Recently, the Parliament has passed the Citizenship (Amendment) Bill, 2019. The Bill amends the Citizenship Act, 1955, and seeks to make foreign illegal migrants of certain religious communities coming from Afghanistan, Bangladesh, and Pakistan eligible for Indian citizenship.
How is citizenship acquired in India?
In India, citizenship is regulated by the Citizenship Act, 1955. The Act specifies that citizenship may be acquired in India through five methods – by birth in India, by descent, through registration, by naturalisation (extended residence in India), and by incorporation of territory into India.
Can illegal migrants acquire citizenship?
- An illegal migrant is prohibited from acquiring Indian citizenship. An illegal immigrant is a foreigner who either enters India illegally, i.e., without valid travel documents, like a visa and passport, or enters India legally, but stays beyond the time period permitted in their travel documents. An illegal migrant can be prosecuted in India, and deported or imprisoned.
- In September 2015 and July 2016, the central government exempted certain groups of illegal migrants from being imprisoned or deported. These are illegal migrants who came into India from Afghanistan, Bangladesh, or Pakistan on or before December 31, 2014, and belong to the Hindu, Sikh, Buddhist, Jain, Parsi, or Christian religious communities.
How does the Bill seek to change the criteria for determining citizenship?
- The Bill proposes that the specified class of illegal migrants from the three countries will not be treated as illegal migrants, making them eligible for citizenship.
- On acquiring citizenship, such migrants shall be deemed to be Indian citizens from the date of their entry into India and all legal proceedings regarding their status as illegal migrants or their citizenship will be closed.
- The Act allows a person to apply for citizenship by naturalisation, if the person meets certain qualifications.
- One of the qualifications is that the person must have resided in India or been in central government service for the last 12 months and at least 11 years of the preceding 14 years.

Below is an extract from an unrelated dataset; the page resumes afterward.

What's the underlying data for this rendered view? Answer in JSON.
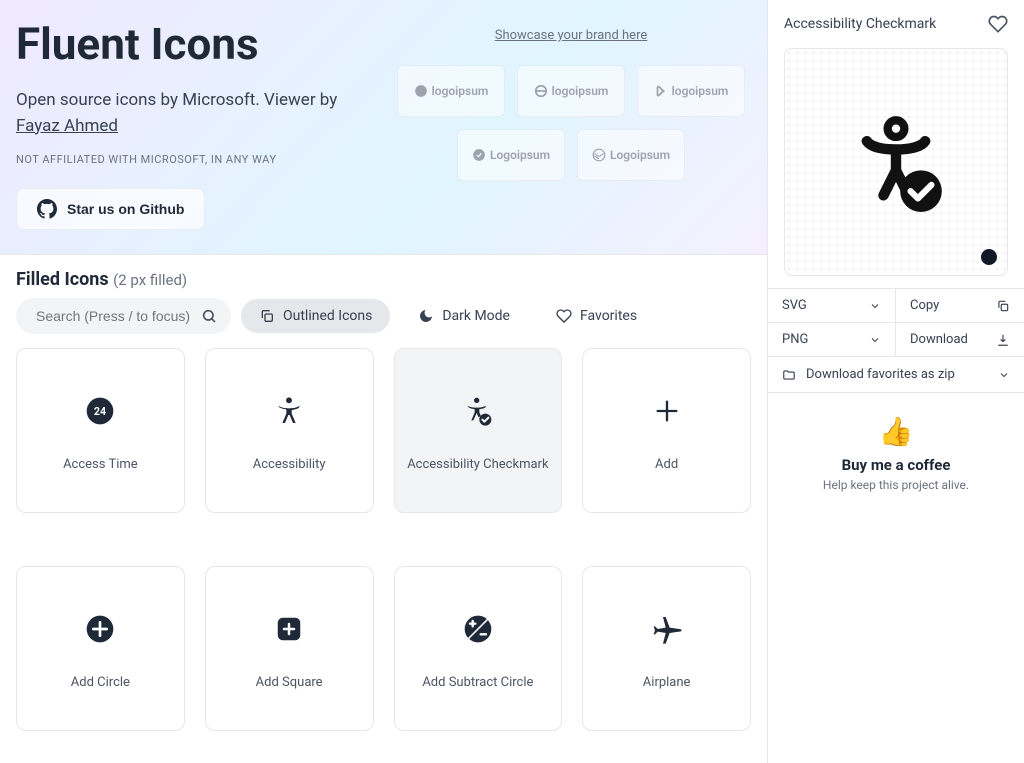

- For the specified class of illegal migrants, the number of years of residency has been relaxed from 11 years to five years.
Are the provisions of the Bill applicable across the country?
The Bill clarifies that the proposed amendments on citizenship to the specified class of illegal migrants will not apply to certain areas.
These are –
- the tribal areas of Assam, Meghalaya, Mizoram, and Tripura, as included in the Sixth Schedule to the Constitution, and
- (ii) the states regulated by the “Inner Line” permit under the Bengal Eastern Frontier Regulations 1873. These Sixth Schedule tribal areas include Karbi Anglong (in Assam), Garo Hills (in Meghalaya), Chakma District (in Mizoram), and Tripura Tribal Areas District. Further, the Inner Line Permit regulates visit of all persons, including Indian citizens, to Arunachal Pradesh, Mizoram, and Nagaland.
Criticism of the Bill –
- Any provision which distinguishes between two groups may violate the standard of equality guaranteed under Article 14 of the Constitution, unless one can show a reasonable rationale for doing so. The Bill provides differential treatment to illegal migrants on the basis of (a) their country of origin, (b) religion, (c) date of entry into India, and (d) place of residence in India. The question is whether these factors serve a reasonable purpose to justify the differential treatment.
- The Bill classifies migrants based on their country of origin to include only Afghanistan, Pakistan and Bangladesh. While the Statement of Objects and Reasons (SoR) in the Bill reasons that millions of citizens of undivided India were living in Pakistan and Bangladesh, no reason has been provided to explain the inclusion of Afghanistan. The SoR also states that these countries have a state religion, which has resulted in religious persecution of minority groups. However, there are other countries which may fit this qualification. For instance, two of India’s neighbouring countries, Sri Lanka (Buddhist state religion) and Myanmar (primacy to Buddhism), have had a history of persecution of Tamil Eelams (a linguistic minority in Sri Lanka), and the Rohingya Muslims, respectively.
- Further, there are other religious minorities from Pakistan, Afghanistan and Bangladesh, such as the Ahmadiyya Muslims in Pakistan (considered non-Muslims in that country), and atheists in Bangladesh who have faced religious persecution and may have illegally migrated to India. Given that the objective of the Bill is to provide citizenship to migrants escaping from religious persecution, it is not clear why illegal migrants belonging to other neighbouring countries, or belonging to religious minorities from these three specified countries, have been excluded from the Bill.
Source – PRS India